· Ensure Legality of Purpose: Not all agreements entered into between two people can be binding; there is the requirement for a lawful object, and some consideration (mutual benefit). Agreements in restraint of marriage/ lawful trade (exceptions are given in Contract Act), the sale of the property to defeat creditors, agreement to commit a crime, etc. are not valid; they are either void / voidable/ unenforceable, depending on nature. Legality is not as simple as it sounds, and a lawyer’s involvement will help you ensure that the object of the contract is not unlawful in any way.
· Inclusion of Detailed Clauses: To prevent disputes, and to resolve them easily it at all they arise, you can incorporate a few terms in the contract itself. A lawyer can help you fix such details regarding limitation of liability, choice of jurisdiction, incorporation of an arbitration clause, choosing the governing law, mode of payment, etc. These minute details can help save a lot of time in disputes; for Eg, if jurisdiction is not stated in a contract which may fall in different geographical jurisdictions, then fixing the forum itself would consume time. This can be avoided if you choose a proper jurisdiction, in the contract.

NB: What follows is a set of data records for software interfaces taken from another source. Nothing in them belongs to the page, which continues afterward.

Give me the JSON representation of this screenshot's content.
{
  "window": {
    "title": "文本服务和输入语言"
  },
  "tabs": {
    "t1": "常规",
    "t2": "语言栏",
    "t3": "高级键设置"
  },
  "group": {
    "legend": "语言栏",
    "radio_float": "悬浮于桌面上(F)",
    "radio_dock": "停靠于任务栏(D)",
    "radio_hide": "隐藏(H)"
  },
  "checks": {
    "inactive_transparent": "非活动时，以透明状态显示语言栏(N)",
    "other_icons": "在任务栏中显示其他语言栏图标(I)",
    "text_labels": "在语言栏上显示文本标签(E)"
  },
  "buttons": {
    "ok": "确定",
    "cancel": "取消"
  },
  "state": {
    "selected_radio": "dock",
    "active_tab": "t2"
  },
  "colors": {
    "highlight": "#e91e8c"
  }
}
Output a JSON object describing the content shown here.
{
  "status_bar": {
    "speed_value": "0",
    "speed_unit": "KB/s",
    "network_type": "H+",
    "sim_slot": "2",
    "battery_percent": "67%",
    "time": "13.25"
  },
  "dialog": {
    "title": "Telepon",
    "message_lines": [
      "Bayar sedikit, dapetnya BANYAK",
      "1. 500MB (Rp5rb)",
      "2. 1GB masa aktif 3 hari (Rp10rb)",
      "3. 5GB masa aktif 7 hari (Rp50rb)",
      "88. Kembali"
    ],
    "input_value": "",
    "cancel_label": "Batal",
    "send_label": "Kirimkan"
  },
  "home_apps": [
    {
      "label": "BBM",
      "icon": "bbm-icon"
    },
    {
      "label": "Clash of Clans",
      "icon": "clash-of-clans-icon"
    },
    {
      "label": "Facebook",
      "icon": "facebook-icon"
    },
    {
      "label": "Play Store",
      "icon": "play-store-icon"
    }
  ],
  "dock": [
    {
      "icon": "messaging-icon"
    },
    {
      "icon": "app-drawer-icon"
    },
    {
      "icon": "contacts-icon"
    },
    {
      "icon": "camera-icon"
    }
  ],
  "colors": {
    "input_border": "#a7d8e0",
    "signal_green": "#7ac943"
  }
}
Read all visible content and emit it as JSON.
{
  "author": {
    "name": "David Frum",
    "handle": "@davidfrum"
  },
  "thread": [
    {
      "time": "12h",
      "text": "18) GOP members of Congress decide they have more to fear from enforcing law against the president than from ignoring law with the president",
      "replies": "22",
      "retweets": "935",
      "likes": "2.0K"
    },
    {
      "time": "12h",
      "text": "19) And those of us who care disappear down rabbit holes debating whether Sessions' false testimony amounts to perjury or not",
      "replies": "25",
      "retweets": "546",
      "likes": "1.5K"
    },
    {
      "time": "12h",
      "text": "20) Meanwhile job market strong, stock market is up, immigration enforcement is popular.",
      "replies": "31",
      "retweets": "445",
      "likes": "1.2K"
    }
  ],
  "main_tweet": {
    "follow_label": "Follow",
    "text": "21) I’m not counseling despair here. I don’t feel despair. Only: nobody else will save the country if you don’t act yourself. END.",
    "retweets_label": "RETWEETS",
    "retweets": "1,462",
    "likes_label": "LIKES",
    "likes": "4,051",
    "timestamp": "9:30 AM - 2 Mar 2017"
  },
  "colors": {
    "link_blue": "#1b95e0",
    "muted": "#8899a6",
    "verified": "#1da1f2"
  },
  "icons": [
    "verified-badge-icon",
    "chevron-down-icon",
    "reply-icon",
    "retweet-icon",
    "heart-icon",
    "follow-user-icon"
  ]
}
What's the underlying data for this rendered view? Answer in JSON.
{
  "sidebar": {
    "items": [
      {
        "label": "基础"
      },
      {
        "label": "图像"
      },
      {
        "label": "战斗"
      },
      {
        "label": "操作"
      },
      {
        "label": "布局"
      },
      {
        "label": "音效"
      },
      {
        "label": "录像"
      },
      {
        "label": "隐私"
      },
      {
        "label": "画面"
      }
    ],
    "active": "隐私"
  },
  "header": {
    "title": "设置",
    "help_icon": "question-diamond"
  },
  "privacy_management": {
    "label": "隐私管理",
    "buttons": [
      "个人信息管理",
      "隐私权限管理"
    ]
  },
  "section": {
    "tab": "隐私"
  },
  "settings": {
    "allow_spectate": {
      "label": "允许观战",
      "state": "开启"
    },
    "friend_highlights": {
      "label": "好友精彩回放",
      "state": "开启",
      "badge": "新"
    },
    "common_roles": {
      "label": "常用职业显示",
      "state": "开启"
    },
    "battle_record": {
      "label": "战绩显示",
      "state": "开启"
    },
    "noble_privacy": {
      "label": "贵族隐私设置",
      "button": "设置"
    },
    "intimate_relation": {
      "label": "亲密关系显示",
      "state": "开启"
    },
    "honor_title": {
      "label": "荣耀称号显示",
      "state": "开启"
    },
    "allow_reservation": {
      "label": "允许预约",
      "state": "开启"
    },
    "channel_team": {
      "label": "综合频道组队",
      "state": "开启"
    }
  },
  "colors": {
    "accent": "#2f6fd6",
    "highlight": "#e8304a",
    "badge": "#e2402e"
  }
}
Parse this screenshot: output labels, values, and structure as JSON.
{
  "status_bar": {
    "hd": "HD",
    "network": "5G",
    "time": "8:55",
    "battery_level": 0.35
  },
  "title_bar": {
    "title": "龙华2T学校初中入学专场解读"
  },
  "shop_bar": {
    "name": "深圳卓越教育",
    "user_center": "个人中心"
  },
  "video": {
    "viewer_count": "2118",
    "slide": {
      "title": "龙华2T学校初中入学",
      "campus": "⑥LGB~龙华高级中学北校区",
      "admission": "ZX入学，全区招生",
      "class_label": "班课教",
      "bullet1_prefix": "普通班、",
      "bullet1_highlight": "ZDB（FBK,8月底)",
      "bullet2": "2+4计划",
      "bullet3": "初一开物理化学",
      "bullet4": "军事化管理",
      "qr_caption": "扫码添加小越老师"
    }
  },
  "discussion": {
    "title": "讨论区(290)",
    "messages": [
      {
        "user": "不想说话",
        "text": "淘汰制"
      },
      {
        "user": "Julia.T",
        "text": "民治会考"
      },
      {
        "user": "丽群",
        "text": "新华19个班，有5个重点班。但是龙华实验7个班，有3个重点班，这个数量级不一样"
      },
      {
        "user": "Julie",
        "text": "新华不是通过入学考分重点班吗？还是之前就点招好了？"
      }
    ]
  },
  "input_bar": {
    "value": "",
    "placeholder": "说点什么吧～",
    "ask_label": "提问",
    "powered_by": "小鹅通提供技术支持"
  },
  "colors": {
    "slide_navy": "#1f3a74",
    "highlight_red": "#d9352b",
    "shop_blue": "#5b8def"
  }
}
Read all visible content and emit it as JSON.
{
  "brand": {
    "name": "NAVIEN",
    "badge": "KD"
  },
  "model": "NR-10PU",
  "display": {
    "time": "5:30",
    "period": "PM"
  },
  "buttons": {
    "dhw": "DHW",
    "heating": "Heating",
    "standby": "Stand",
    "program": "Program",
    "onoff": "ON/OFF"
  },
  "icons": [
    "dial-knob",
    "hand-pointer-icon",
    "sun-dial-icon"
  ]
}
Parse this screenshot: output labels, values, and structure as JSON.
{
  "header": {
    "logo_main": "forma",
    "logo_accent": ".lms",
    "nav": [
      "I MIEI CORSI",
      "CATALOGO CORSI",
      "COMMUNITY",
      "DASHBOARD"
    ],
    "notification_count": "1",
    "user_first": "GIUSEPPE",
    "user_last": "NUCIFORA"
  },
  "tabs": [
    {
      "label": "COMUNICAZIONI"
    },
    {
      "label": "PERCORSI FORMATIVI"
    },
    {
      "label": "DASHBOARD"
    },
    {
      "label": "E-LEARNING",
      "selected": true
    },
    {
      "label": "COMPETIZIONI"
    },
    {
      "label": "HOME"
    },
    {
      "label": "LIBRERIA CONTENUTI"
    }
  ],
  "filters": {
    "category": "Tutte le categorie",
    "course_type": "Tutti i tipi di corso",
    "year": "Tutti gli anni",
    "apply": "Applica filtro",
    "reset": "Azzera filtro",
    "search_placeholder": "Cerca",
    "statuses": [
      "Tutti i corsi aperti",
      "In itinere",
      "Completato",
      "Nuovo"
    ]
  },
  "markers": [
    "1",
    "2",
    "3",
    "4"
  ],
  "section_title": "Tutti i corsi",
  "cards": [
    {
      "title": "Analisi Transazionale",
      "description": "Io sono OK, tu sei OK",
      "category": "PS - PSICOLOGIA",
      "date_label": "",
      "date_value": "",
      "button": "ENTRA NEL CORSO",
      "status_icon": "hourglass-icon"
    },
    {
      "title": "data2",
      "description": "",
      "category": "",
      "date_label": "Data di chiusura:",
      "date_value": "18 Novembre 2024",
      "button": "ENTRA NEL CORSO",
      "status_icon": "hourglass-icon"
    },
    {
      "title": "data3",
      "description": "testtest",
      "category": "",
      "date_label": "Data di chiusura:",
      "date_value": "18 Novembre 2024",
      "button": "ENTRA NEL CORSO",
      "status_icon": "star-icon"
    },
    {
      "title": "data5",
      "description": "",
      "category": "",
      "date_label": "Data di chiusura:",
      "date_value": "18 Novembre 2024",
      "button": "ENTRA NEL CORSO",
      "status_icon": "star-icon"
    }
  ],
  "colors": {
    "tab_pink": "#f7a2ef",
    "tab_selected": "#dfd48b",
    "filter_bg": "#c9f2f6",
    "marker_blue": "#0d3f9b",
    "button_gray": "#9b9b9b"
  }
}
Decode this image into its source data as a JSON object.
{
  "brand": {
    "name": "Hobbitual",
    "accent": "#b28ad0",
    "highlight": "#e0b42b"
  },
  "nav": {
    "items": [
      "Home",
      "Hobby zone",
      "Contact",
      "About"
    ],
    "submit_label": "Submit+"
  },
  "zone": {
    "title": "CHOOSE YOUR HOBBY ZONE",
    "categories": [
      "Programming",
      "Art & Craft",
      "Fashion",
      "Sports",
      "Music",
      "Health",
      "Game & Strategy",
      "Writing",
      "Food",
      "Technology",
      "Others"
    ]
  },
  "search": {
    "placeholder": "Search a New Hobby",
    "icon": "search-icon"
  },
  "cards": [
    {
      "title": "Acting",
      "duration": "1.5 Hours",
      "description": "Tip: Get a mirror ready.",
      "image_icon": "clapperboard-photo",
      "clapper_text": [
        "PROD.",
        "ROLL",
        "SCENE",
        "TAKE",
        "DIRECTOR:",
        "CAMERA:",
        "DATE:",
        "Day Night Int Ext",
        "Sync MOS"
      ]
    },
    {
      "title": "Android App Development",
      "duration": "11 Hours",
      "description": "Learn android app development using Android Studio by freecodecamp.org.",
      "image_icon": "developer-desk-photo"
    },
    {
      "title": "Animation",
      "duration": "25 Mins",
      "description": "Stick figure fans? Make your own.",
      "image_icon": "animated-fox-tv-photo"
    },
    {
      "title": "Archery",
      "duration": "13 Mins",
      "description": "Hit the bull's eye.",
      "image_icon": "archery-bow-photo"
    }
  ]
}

· Regulatory Compliances: There may be regulatory compliances that the parties are required to follow, to make the contract valid, depending on the nature of the contract as well. For eg, a contract of sale between two parties in different countries would need to look at the laws of both the countries. A lawyer can understand these better and avoid defaults.
· Documentations: Certain contracts like a sale of immovable property (land, house, etc.) might require additional documents, to make the contract enforceable in law. For eg, in sale of land, the Title deeds are very important, and if any third party later disputes and proves a better title over a property you purchased through a negligently drafted contract, chances are that you will lose the land to that third party with better Title. A lawyer can help you ensure that all documents are in order.
· Technicalities: There would be varying technical requirements, depending on the nature of the Contract, and only a lawyer could give you the right guidance to meet these aspects. Some technicalities include Limitation Periods, Warranties or Conditions stated in Contract, Automatic Renewal Clauses, inbuilt clauses for remedies, etc.
Since law is largely strewn with technicalities, and contracts are predominantly self-imposed obligations, it is always better to be entirely sure about what you are agreeing to, to avoid later complications. Last but not the least, professional assistance will help you get rid of a lot of extra efforts and stress, while ensuing better drafting as well.